g
Printer Friendly Version

editor  
BellaOnline's Cacti and Succulents Editor
 

A Touch of Cheer for the Winter

When winter gets us down, the solution is a touch of color in the indoor landscape. Thatís when the bold and brassy kalanchoe comes in handy. This flowering pot plant is available year round. It even makes a great Christmas plant if you purchase red flowered ones.

The flowering kalanchoe (Kalanchoe blossfeldiana) is so popular. It has become one of the best-selling indoor flowering potted plants in America. During the winter months I often see them for sale in chain stores. When we are feeling garden-deprived, who can resist those vivid, long-lasting flowers?

When it comes to buying a kalanchoe, most of us just go by flower color. Though red and orange may be the most commonly available, other colors are available. Letís take a look at the Calandiva series. It includes white, white & pink, pinkish-red, and purplish-red as well as true orange.

Typically when we see them in stores for sale they will be covered with masses of blooms. The flowers can last for about six weeks.
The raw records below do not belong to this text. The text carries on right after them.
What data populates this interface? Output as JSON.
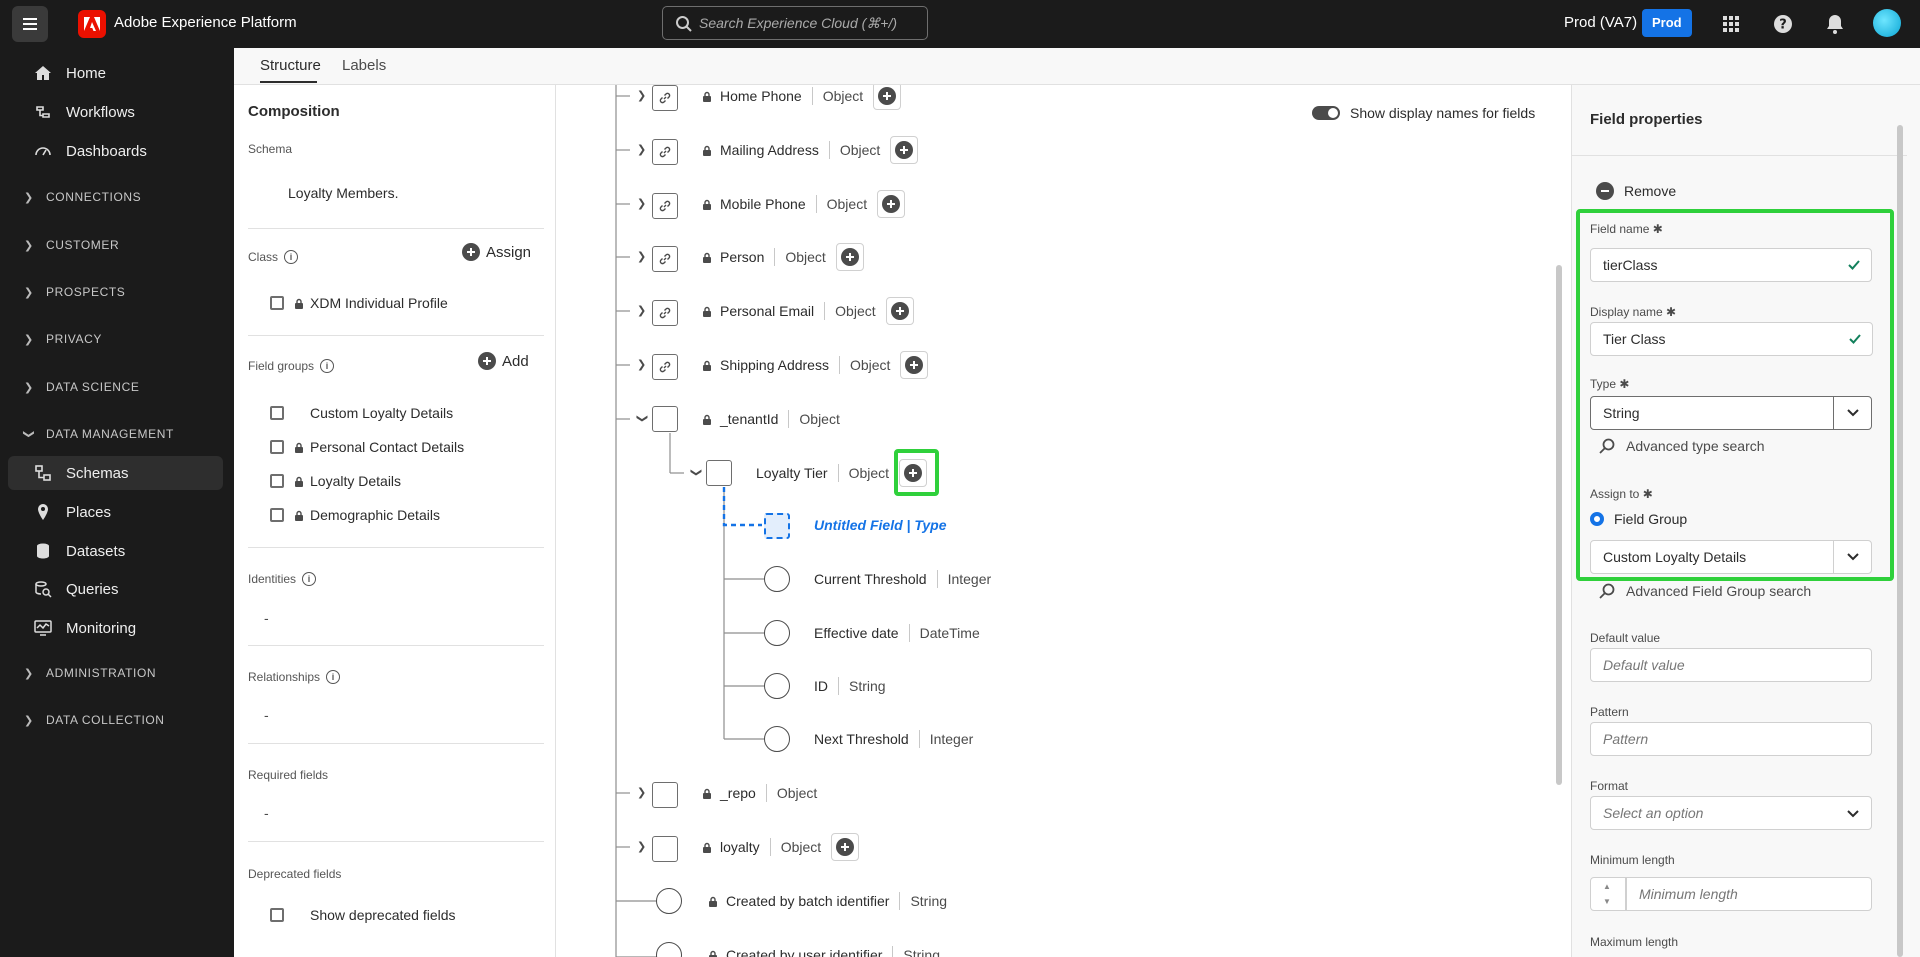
{
  "header": {
    "brand": "Adobe Experience Platform",
    "search_placeholder": "Search Experience Cloud (⌘+/)",
    "org": "Prod (VA7)",
    "sandbox_badge": "Prod"
  },
  "nav": {
    "items": [
      {
        "label": "Home",
        "icon": "home-icon"
      },
      {
        "label": "Workflows",
        "icon": "workflows-icon"
      },
      {
        "label": "Dashboards",
        "icon": "dashboards-icon"
      }
    ],
    "sections": [
      "CONNECTIONS",
      "CUSTOMER",
      "PROSPECTS",
      "PRIVACY",
      "DATA SCIENCE",
      "DATA MANAGEMENT"
    ],
    "data_management_items": [
      {
        "label": "Schemas",
        "icon": "schemas-icon",
        "active": true
      },
      {
        "label": "Places",
        "icon": "places-icon"
      },
      {
        "label": "Datasets",
        "icon": "datasets-icon"
      },
      {
        "label": "Queries",
        "icon": "queries-icon"
      },
      {
        "label": "Monitoring",
        "icon": "monitoring-icon"
      }
    ],
    "bottom_sections": [
      "ADMINISTRATION",
      "DATA COLLECTION"
    ]
  },
  "tabs": [
    "Structure",
    "Labels"
  ],
  "composition": {
    "title": "Composition",
    "schema_label": "Schema",
    "schema_name": "Loyalty Members.",
    "class_label": "Class",
    "assign_label": "Assign",
    "class_item": "XDM Individual Profile",
    "field_groups_label": "Field groups",
    "add_label": "Add",
    "field_groups": [
      {
        "name": "Custom Loyalty Details",
        "locked": false
      },
      {
        "name": "Personal Contact Details",
        "locked": true
      },
      {
        "name": "Loyalty Details",
        "locked": true
      },
      {
        "name": "Demographic Details",
        "locked": true
      }
    ],
    "identities_label": "Identities",
    "identities_value": "-",
    "relationships_label": "Relationships",
    "relationships_value": "-",
    "required_label": "Required fields",
    "required_value": "-",
    "deprecated_label": "Deprecated fields",
    "show_deprecated": "Show deprecated fields"
  },
  "canvas": {
    "toggle_label": "Show display names for fields",
    "top_fields": [
      {
        "name": "Home Phone",
        "type": "Object"
      },
      {
        "name": "Mailing Address",
        "type": "Object"
      },
      {
        "name": "Mobile Phone",
        "type": "Object"
      },
      {
        "name": "Person",
        "type": "Object"
      },
      {
        "name": "Personal Email",
        "type": "Object"
      },
      {
        "name": "Shipping Address",
        "type": "Object"
      }
    ],
    "tenant": {
      "name": "_tenantId",
      "type": "Object"
    },
    "loyalty_tier": {
      "name": "Loyalty Tier",
      "type": "Object"
    },
    "untitled": "Untitled Field | Type",
    "tier_children": [
      {
        "name": "Current Threshold",
        "type": "Integer"
      },
      {
        "name": "Effective date",
        "type": "DateTime"
      },
      {
        "name": "ID",
        "type": "String"
      },
      {
        "name": "Next Threshold",
        "type": "Integer"
      }
    ],
    "repo": {
      "name": "_repo",
      "type": "Object"
    },
    "loyalty": {
      "name": "loyalty",
      "type": "Object"
    },
    "created_batch": {
      "name": "Created by batch identifier",
      "type": "String"
    },
    "created_user": {
      "name": "Created by user identifier",
      "type": "String"
    }
  },
  "properties": {
    "title": "Field properties",
    "remove_label": "Remove",
    "field_name_label": "Field name",
    "field_name_value": "tierClass",
    "display_name_label": "Display name",
    "display_name_value": "Tier Class",
    "type_label": "Type",
    "type_value": "String",
    "advanced_type_search": "Advanced type search",
    "assign_to_label": "Assign to",
    "assign_option": "Field Group",
    "field_group_value": "Custom Loyalty Details",
    "advanced_fg_search": "Advanced Field Group search",
    "default_value_label": "Default value",
    "default_value_placeholder": "Default value",
    "pattern_label": "Pattern",
    "pattern_placeholder": "Pattern",
    "format_label": "Format",
    "format_placeholder": "Select an option",
    "min_length_label": "Minimum length",
    "min_length_placeholder": "Minimum length",
    "max_length_label": "Maximum length"
  },
  "colors": {
    "highlight": "#2fd03b",
    "accent": "#1473e6",
    "topbar": "#1b1b1b"
  }
}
Like mums, kalanchoes are called short-day plants. To produce flower buds during the fall and winter months, they must receive twelve hours of light. For greenhouses, this is easy to provide.

Some people will discard their flowering kalanchoe after it quits blooming, while others may choose to keep them. Growth will tend to be uneven and bushy, so I just try to keep them neatly pruned. I feel theyíre worth keeping since the foliage retains its attractiveness even if the blooms are no longer present. I should explain that if you are looking for a foliage type kalanchoe, there are better species available. These would include felt-bush (Kalanchoe beharensis), and panda plant (Kalanchoe tomentosa).

So far as its origins are concerned, the flowering kalanchoe and most of the foliage kalanchoes as well are native to the island of Madagascar.

Regarding care, the flowering and foliage kalanchoes need the usual minimal care as other succulents.

This site needs an editor - click to learn more!

Cacti and Succulents Site @ BellaOnline
View This Article in Regular Layout

Content copyright © 2013 by Connie Krochmal . All rights reserved.
This content was written by Connie Krochmal . If you wish to use this content in any manner, you need written permission. Contact Editor Wanted for details.



| About BellaOnline | Privacy Policy | Advertising | Become an Editor |
Website copyright © 2014 Minerva WebWorks LLC. All rights reserved.


BellaOnline Editor